UNHCR -United Nations High Commissioner for Refugees
CSO -Civil society organization
DDR - Disarming, demobilization and reintegration
GDP -Gross domestic product
This paper investigates the emergence of a military approach as a means to solving protracted civil conflicts in the particular cases of Sri Lanka and Colombia. The article attempts a comparative study of the military alternatives emerging as an end to civil war in both countries. The approach adopted is to study the emergence of these military options within the context of each country’s history and to assess whether the call for war was merely a consequence of the war on terror, or driven by internal elements. The paper explores the epistemological groundings and pitfalls of the all-out war theory informing this approach, before reassessing the significance and validity of the theory in relation to Sri Lanka and Colombia. Finally, the liberal peace framework is used to approach an understanding of how development is being conceptualized through the practice of the all-out war theory in these two countries.
In order to do so, this document performs a comparative analysis, as well as an historical study of the evolution of both conflicts, incorporating elements of discourse analysis. The document also explores the notion of ‘‘Tillian’’ wars from an agent based perspective, not only to establish the logic and validity of these approaches, but also as a means to understanding possible solutions to protracted and intractable wars.

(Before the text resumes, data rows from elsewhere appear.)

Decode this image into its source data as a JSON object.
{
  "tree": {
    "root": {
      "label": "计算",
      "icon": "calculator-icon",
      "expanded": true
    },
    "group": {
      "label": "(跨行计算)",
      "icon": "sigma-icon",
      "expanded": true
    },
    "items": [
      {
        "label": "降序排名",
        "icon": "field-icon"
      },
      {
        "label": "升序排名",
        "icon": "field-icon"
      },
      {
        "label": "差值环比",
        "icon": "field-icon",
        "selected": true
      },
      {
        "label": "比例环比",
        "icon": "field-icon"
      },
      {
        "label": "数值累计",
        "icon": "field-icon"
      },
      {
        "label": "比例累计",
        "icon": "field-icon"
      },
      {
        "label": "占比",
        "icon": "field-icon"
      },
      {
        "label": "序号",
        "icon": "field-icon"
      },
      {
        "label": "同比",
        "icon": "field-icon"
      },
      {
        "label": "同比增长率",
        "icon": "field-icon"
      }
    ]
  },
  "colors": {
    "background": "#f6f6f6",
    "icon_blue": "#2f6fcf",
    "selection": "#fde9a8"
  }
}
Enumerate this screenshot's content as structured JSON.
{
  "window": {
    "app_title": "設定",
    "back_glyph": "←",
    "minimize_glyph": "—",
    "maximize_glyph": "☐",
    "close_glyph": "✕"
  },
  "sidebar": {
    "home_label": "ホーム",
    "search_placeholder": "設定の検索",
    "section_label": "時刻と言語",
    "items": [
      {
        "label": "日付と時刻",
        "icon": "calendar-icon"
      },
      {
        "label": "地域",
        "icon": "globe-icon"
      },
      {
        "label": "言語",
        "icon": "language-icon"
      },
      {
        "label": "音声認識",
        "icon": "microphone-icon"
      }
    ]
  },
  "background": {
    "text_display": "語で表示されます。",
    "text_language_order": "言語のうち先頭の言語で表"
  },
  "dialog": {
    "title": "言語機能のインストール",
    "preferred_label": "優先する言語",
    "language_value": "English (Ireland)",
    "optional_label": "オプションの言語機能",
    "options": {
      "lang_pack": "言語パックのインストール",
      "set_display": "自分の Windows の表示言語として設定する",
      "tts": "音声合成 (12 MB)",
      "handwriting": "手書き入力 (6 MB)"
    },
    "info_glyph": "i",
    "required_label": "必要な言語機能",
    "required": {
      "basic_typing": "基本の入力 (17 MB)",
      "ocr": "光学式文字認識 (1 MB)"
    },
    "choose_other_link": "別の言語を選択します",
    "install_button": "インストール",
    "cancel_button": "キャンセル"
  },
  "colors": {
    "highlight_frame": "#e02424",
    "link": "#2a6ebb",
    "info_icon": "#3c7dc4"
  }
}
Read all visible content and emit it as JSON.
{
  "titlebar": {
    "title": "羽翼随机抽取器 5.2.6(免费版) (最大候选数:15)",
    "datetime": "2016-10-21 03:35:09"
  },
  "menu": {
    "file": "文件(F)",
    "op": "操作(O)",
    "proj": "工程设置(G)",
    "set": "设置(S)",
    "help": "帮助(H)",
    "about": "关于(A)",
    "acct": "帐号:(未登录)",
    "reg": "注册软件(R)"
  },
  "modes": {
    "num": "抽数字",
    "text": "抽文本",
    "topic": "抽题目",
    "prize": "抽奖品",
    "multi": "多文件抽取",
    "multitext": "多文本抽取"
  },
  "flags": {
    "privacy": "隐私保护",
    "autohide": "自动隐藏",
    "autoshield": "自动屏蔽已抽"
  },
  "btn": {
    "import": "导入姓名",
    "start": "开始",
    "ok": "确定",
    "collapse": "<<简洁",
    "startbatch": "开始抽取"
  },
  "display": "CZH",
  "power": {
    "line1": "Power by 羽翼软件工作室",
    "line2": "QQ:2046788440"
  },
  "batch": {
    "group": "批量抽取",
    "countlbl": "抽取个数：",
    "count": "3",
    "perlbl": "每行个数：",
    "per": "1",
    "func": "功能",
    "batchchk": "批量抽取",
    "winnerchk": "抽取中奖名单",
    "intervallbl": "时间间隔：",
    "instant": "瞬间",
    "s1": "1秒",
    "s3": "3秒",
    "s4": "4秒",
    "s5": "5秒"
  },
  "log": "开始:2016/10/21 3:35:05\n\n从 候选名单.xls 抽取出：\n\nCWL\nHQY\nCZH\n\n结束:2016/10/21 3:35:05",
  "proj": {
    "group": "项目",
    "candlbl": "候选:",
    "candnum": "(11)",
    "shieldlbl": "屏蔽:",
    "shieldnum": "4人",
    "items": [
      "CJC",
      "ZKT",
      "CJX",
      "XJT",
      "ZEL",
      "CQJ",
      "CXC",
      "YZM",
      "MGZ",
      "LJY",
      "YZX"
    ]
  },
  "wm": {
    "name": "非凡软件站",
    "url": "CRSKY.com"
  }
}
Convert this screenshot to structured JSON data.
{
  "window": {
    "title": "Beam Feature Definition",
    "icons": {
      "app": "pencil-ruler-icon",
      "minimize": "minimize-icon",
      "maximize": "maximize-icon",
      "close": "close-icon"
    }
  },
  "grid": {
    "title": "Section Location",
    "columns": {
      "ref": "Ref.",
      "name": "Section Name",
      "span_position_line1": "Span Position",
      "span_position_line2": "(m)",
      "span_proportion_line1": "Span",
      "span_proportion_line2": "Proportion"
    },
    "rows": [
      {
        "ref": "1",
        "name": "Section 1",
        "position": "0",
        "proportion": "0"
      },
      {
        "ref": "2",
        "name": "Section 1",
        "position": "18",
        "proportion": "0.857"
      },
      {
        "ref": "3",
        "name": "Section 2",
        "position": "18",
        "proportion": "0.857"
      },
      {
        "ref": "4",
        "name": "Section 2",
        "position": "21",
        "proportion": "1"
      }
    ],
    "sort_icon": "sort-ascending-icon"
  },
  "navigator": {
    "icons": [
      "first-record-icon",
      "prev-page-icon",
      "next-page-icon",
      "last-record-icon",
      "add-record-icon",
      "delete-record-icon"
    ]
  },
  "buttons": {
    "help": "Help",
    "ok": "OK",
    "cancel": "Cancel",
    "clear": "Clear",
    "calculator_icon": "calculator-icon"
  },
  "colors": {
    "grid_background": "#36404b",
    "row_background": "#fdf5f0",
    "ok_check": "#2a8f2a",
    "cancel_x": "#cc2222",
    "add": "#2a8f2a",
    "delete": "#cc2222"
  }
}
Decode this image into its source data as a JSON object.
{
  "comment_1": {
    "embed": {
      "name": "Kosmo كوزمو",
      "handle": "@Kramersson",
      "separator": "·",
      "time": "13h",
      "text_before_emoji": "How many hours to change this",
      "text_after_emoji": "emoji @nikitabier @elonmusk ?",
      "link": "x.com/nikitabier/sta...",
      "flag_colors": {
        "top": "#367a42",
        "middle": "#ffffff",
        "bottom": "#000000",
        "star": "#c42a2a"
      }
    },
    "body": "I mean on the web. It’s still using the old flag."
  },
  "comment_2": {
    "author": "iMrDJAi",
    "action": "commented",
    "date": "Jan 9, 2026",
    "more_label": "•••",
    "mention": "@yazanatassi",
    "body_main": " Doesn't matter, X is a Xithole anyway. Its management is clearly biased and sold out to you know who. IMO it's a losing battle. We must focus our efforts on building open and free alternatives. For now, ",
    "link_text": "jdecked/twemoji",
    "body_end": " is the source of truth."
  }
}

Civil war, conflict resolution, peace settlement, military victory, agent based theories, Colombia, Sri Lanka, protracted conflicts.